Plush toys, jewelry, dance lessons - Broadway's side hustles

Can I get a job? Wife tries it all for nursing home reunion

Can I get a job? Wife tries it all for nursing home reunion

One hundred and 14 days. That’s how long Mary Daniel went without seeing her husband after the coronavirus banned visitors from his nursing home, separating the couple for the first time since he was diagnosed with early onset Alzheimer's seven years ago.

Can I get a job? Wife tries it all for nursing home reunion

VIRUS DIARY: Keeping New York alive, one song at a time

VIRUS DIARY: Keeping New York alive, one song at a time

Outside, the soundtrack of sirens wailed, each another death blow to the city that had nurtured my development as a musician for so long. But from inside my life on lockdown, an unexpected reconnection to my catalogue of sounds was handing me hope for New York's future.

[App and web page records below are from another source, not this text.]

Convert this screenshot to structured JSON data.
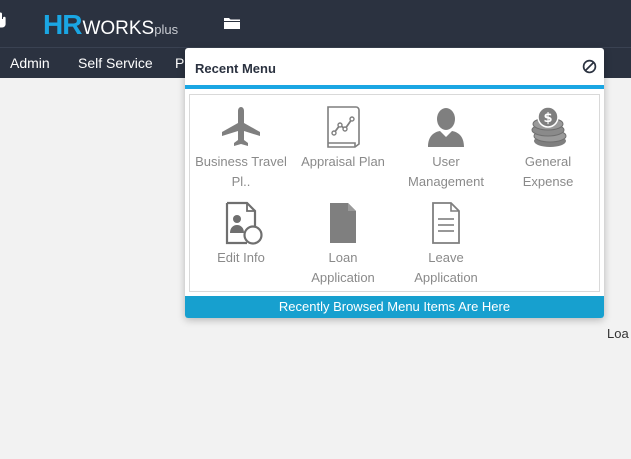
{
  "app": {
    "logo_hr": "HR",
    "logo_works": "WORKS",
    "logo_plus": "plus"
  },
  "nav": {
    "items": [
      {
        "label": "Admin"
      },
      {
        "label": "Self Service"
      },
      {
        "label": "Pe"
      }
    ]
  },
  "page": {
    "loading_text": "Loa"
  },
  "recent_menu": {
    "title": "Recent Menu",
    "footer": "Recently Browsed Menu Items Are Here",
    "items": [
      {
        "line1": "Business Travel",
        "line2": "Pl..",
        "icon": "airplane-icon"
      },
      {
        "line1": "Appraisal Plan",
        "line2": "",
        "icon": "chart-document-icon"
      },
      {
        "line1": "User",
        "line2": "Management",
        "icon": "user-icon"
      },
      {
        "line1": "General",
        "line2": "Expense",
        "icon": "coins-icon"
      },
      {
        "line1": "Edit Info",
        "line2": "",
        "icon": "profile-edit-icon"
      },
      {
        "line1": "Loan",
        "line2": "Application",
        "icon": "document-filled-icon"
      },
      {
        "line1": "Leave",
        "line2": "Application",
        "icon": "document-outline-icon"
      }
    ]
  },
  "colors": {
    "topbar": "#2b3240",
    "accent": "#1aa6e3",
    "footer": "#17a0cf",
    "icon_gray": "#7f7f7f"
  }
}
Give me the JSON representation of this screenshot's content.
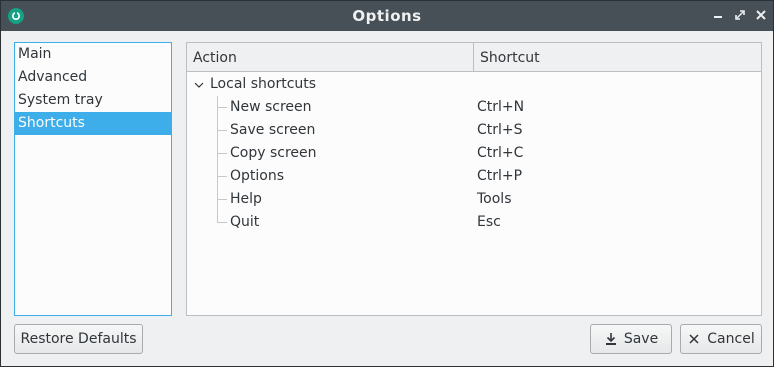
{
  "window": {
    "title": "Options",
    "app_icon": "app-logo-icon",
    "controls": [
      "minimize-icon",
      "maximize-icon",
      "close-icon"
    ]
  },
  "sidebar": {
    "items": [
      {
        "label": "Main",
        "selected": false
      },
      {
        "label": "Advanced",
        "selected": false
      },
      {
        "label": "System tray",
        "selected": false
      },
      {
        "label": "Shortcuts",
        "selected": true
      }
    ]
  },
  "shortcuts": {
    "columns": {
      "action": "Action",
      "shortcut": "Shortcut"
    },
    "group": {
      "label": "Local shortcuts",
      "expanded": true
    },
    "rows": [
      {
        "action": "New screen",
        "shortcut": "Ctrl+N"
      },
      {
        "action": "Save screen",
        "shortcut": "Ctrl+S"
      },
      {
        "action": "Copy screen",
        "shortcut": "Ctrl+C"
      },
      {
        "action": "Options",
        "shortcut": "Ctrl+P"
      },
      {
        "action": "Help",
        "shortcut": "Tools"
      },
      {
        "action": "Quit",
        "shortcut": "Esc"
      }
    ]
  },
  "buttons": {
    "restore_defaults": "Restore Defaults",
    "save": "Save",
    "cancel": "Cancel"
  },
  "colors": {
    "titlebar": "#475057",
    "accent": "#3daee9",
    "background": "#eff0f1"
  }
}
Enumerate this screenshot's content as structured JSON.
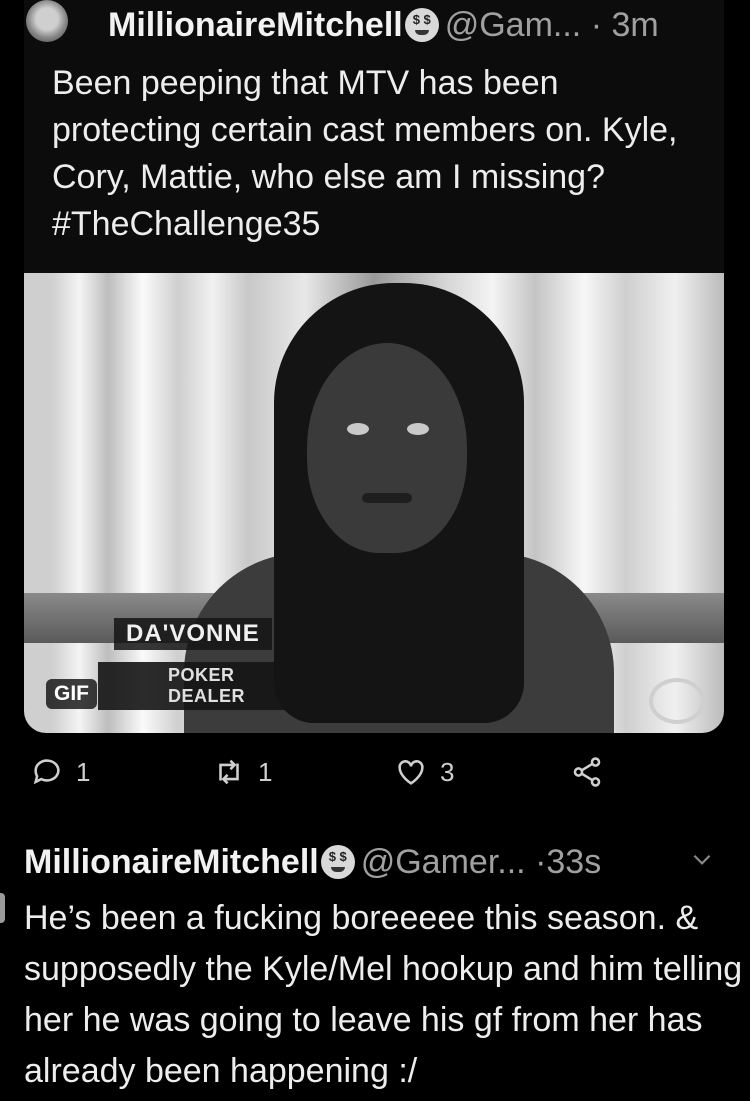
{
  "tweet1": {
    "display_name": "MillionaireMitchell",
    "handle": "@Gam...",
    "separator": "·",
    "time": "3m",
    "text": "Been peeping that MTV has been protecting certain cast members on. Kyle, Cory, Mattie, who else am I missing? #TheChallenge35",
    "media": {
      "badge": "GIF",
      "lower_third_name": "DA'VONNE",
      "lower_third_title": "POKER DEALER"
    },
    "actions": {
      "replies": "1",
      "retweets": "1",
      "likes": "3"
    }
  },
  "tweet2": {
    "display_name": "MillionaireMitchell",
    "handle": "@Gamer...",
    "separator": "·",
    "time": "33s",
    "text": "He’s been a fucking boreeeee this season. & supposedly the Kyle/Mel hookup and him telling her he was going to leave his gf from her has already been happening :/"
  },
  "icons": [
    "avatar",
    "money-face-emoji-icon",
    "reply-icon",
    "retweet-icon",
    "like-icon",
    "share-icon",
    "chevron-down-icon"
  ]
}
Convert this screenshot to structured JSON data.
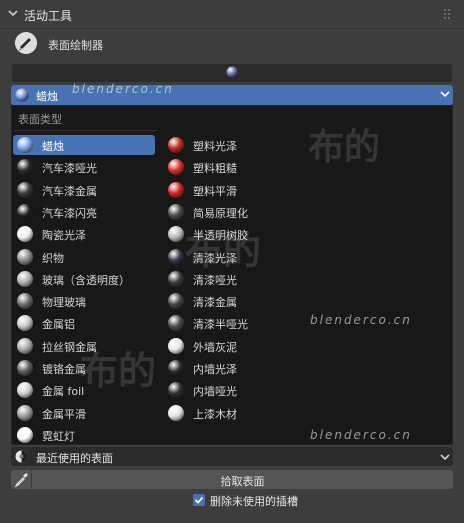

VIRUS DIARY: Keeping New York alive, one song at a time

Virus adds to deep despair felt by war-weary young Arabs

Virus adds to deep despair felt by war-weary young Arabs

At 24, Sama al-Diwani and her college sweetheart had big dreams. Those dreams came to a screeching halt with the outbreak of the coronavirus, as countries shut down, economies buckled and global chaos followed.

Virus adds to deep despair felt by war-weary young Arabs